YOUR TASK:
Your task is to filter the data below down to the lines holding "file".

AVAILABLE DATA:
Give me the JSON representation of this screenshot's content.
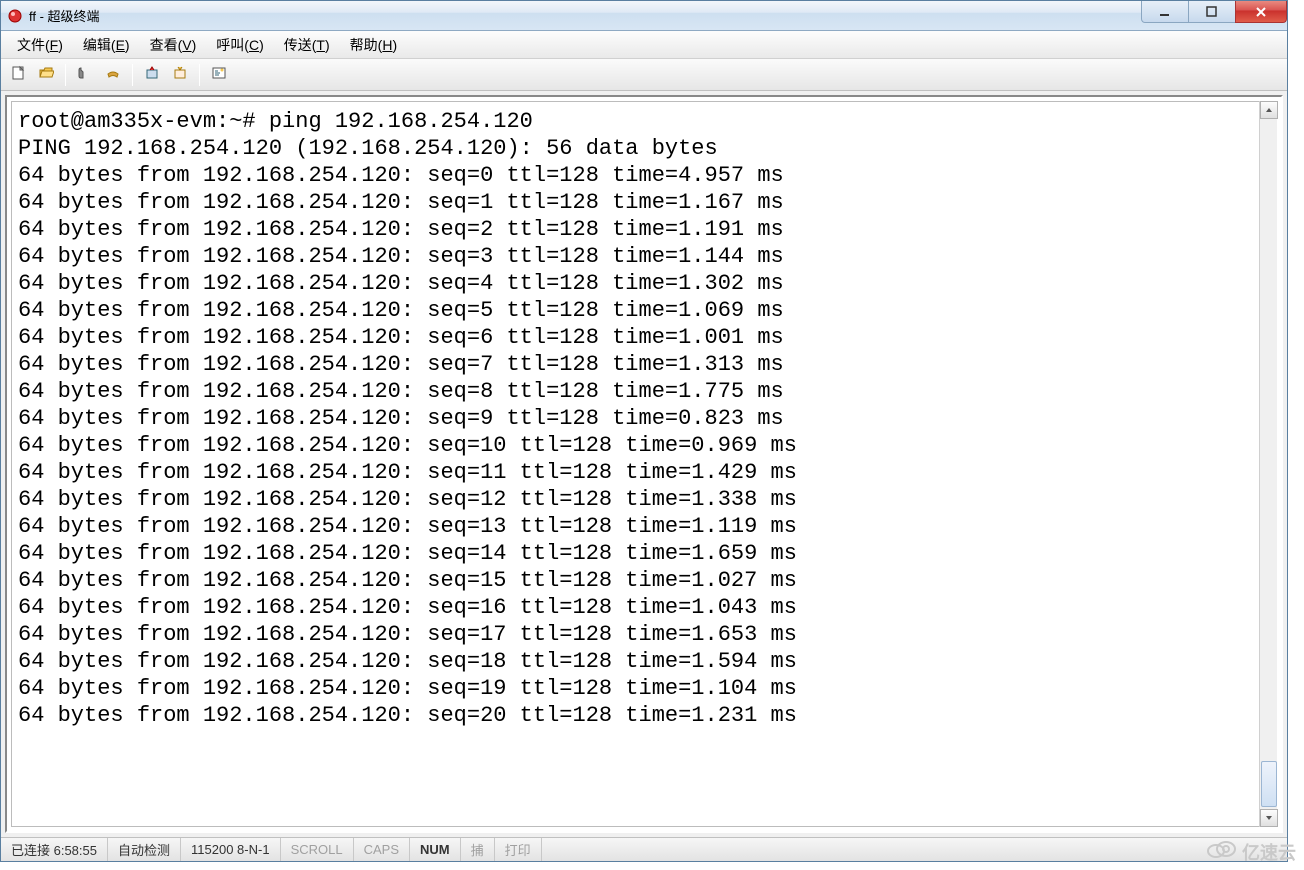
{
  "window": {
    "title": "ff - 超级终端",
    "buttons": {
      "min": "minimize",
      "max": "maximize",
      "close": "close"
    }
  },
  "menu": {
    "file": {
      "label": "文件",
      "accel": "F"
    },
    "edit": {
      "label": "编辑",
      "accel": "E"
    },
    "view": {
      "label": "查看",
      "accel": "V"
    },
    "call": {
      "label": "呼叫",
      "accel": "C"
    },
    "send": {
      "label": "传送",
      "accel": "T"
    },
    "help": {
      "label": "帮助",
      "accel": "H"
    }
  },
  "toolbar": {
    "new": "new-file",
    "open": "open-file",
    "connect": "connect",
    "disconnect": "disconnect",
    "send": "send-file",
    "receive": "receive-file",
    "props": "properties"
  },
  "terminal": {
    "prompt": "root@am335x-evm:~# ping 192.168.254.120",
    "header": "PING 192.168.254.120 (192.168.254.120): 56 data bytes",
    "lines": [
      "64 bytes from 192.168.254.120: seq=0 ttl=128 time=4.957 ms",
      "64 bytes from 192.168.254.120: seq=1 ttl=128 time=1.167 ms",
      "64 bytes from 192.168.254.120: seq=2 ttl=128 time=1.191 ms",
      "64 bytes from 192.168.254.120: seq=3 ttl=128 time=1.144 ms",
      "64 bytes from 192.168.254.120: seq=4 ttl=128 time=1.302 ms",
      "64 bytes from 192.168.254.120: seq=5 ttl=128 time=1.069 ms",
      "64 bytes from 192.168.254.120: seq=6 ttl=128 time=1.001 ms",
      "64 bytes from 192.168.254.120: seq=7 ttl=128 time=1.313 ms",
      "64 bytes from 192.168.254.120: seq=8 ttl=128 time=1.775 ms",
      "64 bytes from 192.168.254.120: seq=9 ttl=128 time=0.823 ms",
      "64 bytes from 192.168.254.120: seq=10 ttl=128 time=0.969 ms",
      "64 bytes from 192.168.254.120: seq=11 ttl=128 time=1.429 ms",
      "64 bytes from 192.168.254.120: seq=12 ttl=128 time=1.338 ms",
      "64 bytes from 192.168.254.120: seq=13 ttl=128 time=1.119 ms",
      "64 bytes from 192.168.254.120: seq=14 ttl=128 time=1.659 ms",
      "64 bytes from 192.168.254.120: seq=15 ttl=128 time=1.027 ms",
      "64 bytes from 192.168.254.120: seq=16 ttl=128 time=1.043 ms",
      "64 bytes from 192.168.254.120: seq=17 ttl=128 time=1.653 ms",
      "64 bytes from 192.168.254.120: seq=18 ttl=128 time=1.594 ms",
      "64 bytes from 192.168.254.120: seq=19 ttl=128 time=1.104 ms",
      "64 bytes from 192.168.254.120: seq=20 ttl=128 time=1.231 ms"
    ]
  },
  "status": {
    "connected": "已连接 6:58:55",
    "detect": "自动检测",
    "baud": "115200 8-N-1",
    "scroll": "SCROLL",
    "caps": "CAPS",
    "num": "NUM",
    "capture": "捕",
    "print": "打印"
  },
  "watermark": {
    "text": "亿速云"
  }
}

EXERCISE OUTPUT:
    "file": {
    "new": "new-file",
    "open": "open-file",
    "send": "send-file",
    "receive": "receive-file",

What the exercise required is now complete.